* _Problem to work on_
Give back every line of the material below that has the string "into".

* _Dataset excerpts_
══════════════════════════════

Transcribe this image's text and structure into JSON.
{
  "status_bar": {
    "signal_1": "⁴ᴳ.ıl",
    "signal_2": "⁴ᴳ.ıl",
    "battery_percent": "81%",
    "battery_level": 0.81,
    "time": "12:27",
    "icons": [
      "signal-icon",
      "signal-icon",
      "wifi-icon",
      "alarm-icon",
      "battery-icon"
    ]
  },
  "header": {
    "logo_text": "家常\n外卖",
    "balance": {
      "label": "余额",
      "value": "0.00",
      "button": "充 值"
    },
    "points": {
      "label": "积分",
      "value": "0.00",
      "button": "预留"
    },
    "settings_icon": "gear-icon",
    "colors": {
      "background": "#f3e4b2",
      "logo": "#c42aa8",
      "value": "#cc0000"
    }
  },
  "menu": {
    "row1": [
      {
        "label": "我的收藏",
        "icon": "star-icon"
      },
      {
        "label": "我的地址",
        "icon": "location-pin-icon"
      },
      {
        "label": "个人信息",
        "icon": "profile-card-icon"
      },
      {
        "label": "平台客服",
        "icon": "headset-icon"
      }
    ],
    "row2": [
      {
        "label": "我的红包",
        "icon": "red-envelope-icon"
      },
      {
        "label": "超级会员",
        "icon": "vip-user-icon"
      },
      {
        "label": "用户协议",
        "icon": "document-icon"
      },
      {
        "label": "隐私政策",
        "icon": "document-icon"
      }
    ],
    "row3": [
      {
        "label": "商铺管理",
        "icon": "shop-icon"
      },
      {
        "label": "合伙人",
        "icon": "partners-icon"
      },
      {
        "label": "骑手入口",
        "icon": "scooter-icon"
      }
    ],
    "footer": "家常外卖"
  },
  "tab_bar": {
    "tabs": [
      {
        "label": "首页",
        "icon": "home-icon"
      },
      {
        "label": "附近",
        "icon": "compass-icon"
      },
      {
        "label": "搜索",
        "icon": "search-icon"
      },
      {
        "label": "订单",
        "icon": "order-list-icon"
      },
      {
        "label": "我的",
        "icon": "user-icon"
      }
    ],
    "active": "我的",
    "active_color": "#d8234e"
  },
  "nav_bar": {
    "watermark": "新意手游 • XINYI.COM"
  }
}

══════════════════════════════

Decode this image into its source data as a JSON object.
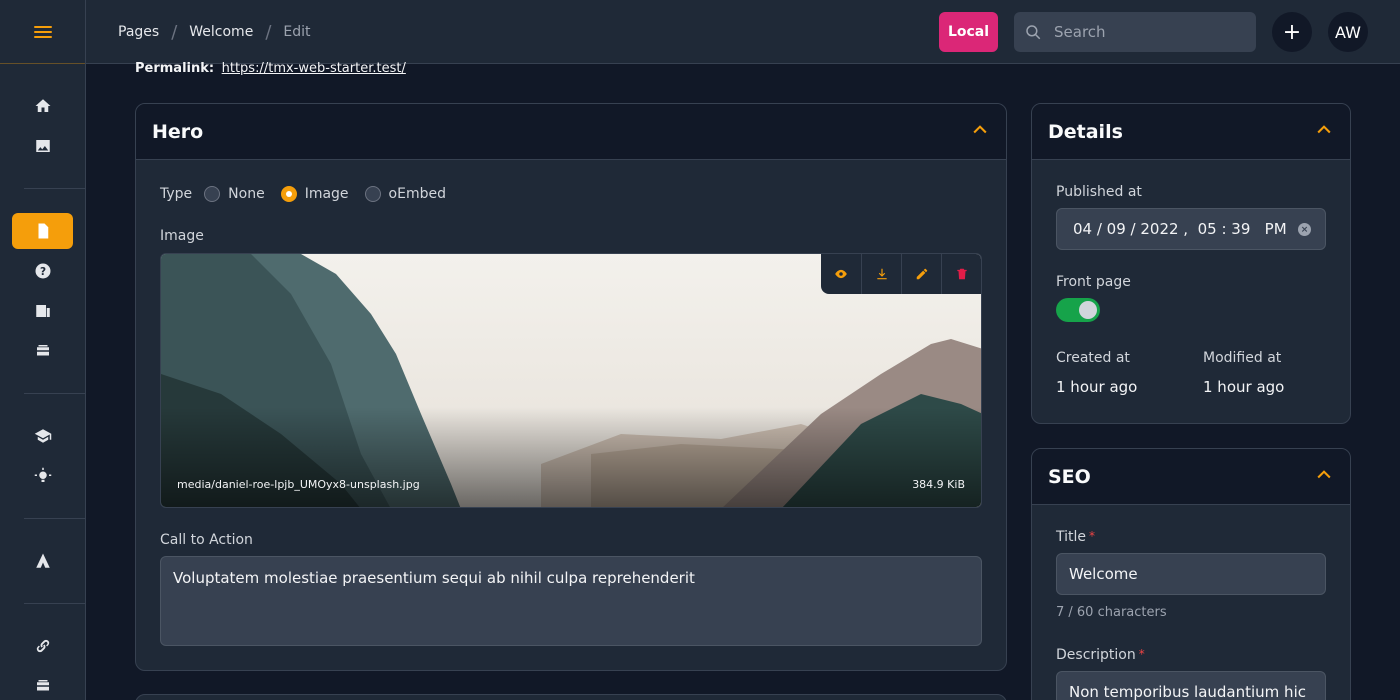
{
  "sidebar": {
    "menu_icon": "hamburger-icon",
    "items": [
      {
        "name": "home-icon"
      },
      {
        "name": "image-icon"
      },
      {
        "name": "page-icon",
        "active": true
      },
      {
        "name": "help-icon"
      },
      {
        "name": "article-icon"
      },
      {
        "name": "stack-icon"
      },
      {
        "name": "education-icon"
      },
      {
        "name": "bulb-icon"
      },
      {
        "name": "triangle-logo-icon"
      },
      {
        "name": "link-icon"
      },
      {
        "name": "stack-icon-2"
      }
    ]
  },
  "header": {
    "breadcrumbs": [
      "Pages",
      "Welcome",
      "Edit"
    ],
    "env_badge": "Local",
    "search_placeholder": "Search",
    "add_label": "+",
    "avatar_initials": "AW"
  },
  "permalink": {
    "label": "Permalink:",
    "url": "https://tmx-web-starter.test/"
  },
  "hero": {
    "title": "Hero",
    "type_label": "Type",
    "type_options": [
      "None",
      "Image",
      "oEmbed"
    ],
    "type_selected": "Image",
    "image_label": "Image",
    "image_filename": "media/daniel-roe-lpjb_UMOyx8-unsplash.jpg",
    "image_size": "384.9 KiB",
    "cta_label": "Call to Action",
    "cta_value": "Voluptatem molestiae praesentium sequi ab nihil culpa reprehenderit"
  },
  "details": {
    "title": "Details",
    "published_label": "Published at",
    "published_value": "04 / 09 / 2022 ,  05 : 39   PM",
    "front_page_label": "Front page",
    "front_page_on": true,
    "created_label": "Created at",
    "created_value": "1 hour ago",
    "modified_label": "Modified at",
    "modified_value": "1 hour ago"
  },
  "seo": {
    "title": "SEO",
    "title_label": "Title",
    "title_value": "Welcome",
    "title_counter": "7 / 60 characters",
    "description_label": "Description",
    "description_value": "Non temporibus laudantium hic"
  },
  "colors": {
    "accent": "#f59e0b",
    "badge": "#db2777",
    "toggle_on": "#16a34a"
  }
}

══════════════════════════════

* _Your response_
Transcribe this image's text and structure into JSON.
Decode this image into its source data as a JSON object.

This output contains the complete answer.